For my first blog entry, I thought I would kind of address the “have we felt any culture shock?” question in a sort of indirect way; I could talk about the randomness, confusion, and madness of China. The feeling I have gotten in the past two weeks living in China is that you should never know what to expect. For example things that you might assume will work out smoothly; like taking a cab to a large bus station, turn out to be ordeals. And you could wait at some place you may think is a legitimate bus stop but that bus may never come. Or you may think you are going to visit a touristy town with cute little shops and canals running all through it, but you get there and it is appears to be more of an abandoned ghost town than a tourist attraction. Other times China can just leave you confused to the point of speechlessness, like when a Chinese person walks by with a random jumble of English words printed on her shirt that make no sense whatsoever, or when you are relaxing at an outdoor restaurant and “have yourself a merry little Christmas” starts playing over the loudspeakers… on the last day of May. But since we are all in this together, we must make do with the materials at hand in order to succeed in our China journey, for example using the combs from the hotel to scoop peanut butter, or blow drying your socks that you washed in the sink last night and assumed would be dry in the morning. I am sure China will continue to throw things at us and surprise us everyday, and we will never be bored. –Paige Madison
I can attest to Paige’s sentiment. As we got on the bus today on our way to the water town of Wuzhen, I found myself climbing in a seat far from the rest of my group. The Chinese guy that I had just stumbled over said something to me that sounded vaguely like coherent English, something I had long given up for as a possibility. I apologized and asked him to repeat the phrase.
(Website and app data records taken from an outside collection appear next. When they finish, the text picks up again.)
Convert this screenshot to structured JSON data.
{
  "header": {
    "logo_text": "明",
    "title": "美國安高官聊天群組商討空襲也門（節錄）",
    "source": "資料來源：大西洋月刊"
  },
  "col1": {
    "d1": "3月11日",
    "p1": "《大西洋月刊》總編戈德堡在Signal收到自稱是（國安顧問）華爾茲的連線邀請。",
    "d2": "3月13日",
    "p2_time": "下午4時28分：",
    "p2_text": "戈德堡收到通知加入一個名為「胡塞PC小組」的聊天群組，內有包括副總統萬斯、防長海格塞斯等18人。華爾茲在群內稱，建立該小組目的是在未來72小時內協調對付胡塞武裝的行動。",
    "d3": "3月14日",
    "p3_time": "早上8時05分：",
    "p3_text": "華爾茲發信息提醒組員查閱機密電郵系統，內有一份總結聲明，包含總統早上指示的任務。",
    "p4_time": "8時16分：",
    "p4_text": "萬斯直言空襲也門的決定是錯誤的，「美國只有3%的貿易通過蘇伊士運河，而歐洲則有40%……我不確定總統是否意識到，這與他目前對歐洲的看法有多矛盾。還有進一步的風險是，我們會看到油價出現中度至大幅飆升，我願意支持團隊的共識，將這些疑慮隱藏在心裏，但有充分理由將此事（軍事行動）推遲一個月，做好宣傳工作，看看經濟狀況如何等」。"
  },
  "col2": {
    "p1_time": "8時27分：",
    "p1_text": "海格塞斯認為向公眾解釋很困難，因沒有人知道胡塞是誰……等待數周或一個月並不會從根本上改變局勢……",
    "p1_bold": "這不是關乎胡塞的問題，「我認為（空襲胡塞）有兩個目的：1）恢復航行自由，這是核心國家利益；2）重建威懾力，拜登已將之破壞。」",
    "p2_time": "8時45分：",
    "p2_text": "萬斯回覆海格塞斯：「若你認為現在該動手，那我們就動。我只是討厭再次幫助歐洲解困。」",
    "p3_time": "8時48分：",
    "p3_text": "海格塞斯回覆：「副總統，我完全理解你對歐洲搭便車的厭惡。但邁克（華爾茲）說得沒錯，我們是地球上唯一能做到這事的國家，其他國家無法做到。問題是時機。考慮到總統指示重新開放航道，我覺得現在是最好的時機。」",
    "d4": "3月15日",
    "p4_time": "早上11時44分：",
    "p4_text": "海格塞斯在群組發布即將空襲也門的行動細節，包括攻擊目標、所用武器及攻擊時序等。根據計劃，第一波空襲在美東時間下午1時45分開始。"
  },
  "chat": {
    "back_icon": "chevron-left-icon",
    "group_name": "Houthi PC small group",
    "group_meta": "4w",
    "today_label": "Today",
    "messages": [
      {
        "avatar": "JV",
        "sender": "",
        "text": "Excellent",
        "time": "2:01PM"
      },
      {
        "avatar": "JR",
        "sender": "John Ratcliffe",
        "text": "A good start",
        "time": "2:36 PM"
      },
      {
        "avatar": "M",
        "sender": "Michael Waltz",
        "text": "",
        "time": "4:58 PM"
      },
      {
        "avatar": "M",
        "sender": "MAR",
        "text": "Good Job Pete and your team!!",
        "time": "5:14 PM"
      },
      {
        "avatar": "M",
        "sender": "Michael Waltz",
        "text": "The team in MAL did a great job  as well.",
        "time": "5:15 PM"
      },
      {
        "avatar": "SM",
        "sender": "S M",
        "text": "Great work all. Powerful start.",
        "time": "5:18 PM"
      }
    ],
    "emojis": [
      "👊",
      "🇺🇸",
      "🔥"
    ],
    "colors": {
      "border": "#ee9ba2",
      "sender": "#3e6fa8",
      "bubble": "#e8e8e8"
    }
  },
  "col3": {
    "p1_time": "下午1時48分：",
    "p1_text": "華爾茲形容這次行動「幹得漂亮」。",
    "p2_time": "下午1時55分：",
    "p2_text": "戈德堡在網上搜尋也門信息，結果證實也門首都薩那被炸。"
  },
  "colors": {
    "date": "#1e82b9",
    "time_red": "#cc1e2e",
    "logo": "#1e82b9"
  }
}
“I said, did your friends abandon you?” He was young and as most of the younger generation learns at least a bit of English, it is not uncommon for some of them to enthusiastically practice their conversational powers. I complimented him on his English, as is the polite thing to do, whereupon he informed me that he studied in the U.K. for four years. He asked if I was just visiting China, and I told him that I was here to study dinosaur eggs. He replied with a hearty laugh and a, “Bloody hell! That’s the sort of thing you just can’t make up!” Neither was our conversation for the rest of the hour and half ride.
We shared experiences at the Expo and what sort of impact it did or did not have in the bigger scheme of things. We talked about Alabama, a state that we had both visited. We discussed the possibility of Jurassic Park becoming a reality and the fishing documentary that he had just shot in Hong Kong for the BBC. After being isolated from the Chinese people over mostly the language barrier, I was elated to have a conversation with someone. And not just about what kind of food I wanted. After experiencing what had become an unfamiliar experience, I stepped off the bus into what had also become unfamiliar; silence.
The scenic part of Wuzhen was reached after a brief walk through the less than scenic parts of the real Wuzhen, but the recreated city proved to be worth the trip. It was unnerving at first, to walk around and not bump into people or here the squeal of bicycle brakes. Monday’s are apparently slow for tourism, but the uneasiness soon wore off and we enjoyed ourselves in the quaint but beautiful water streets of Wuzhen.- Nate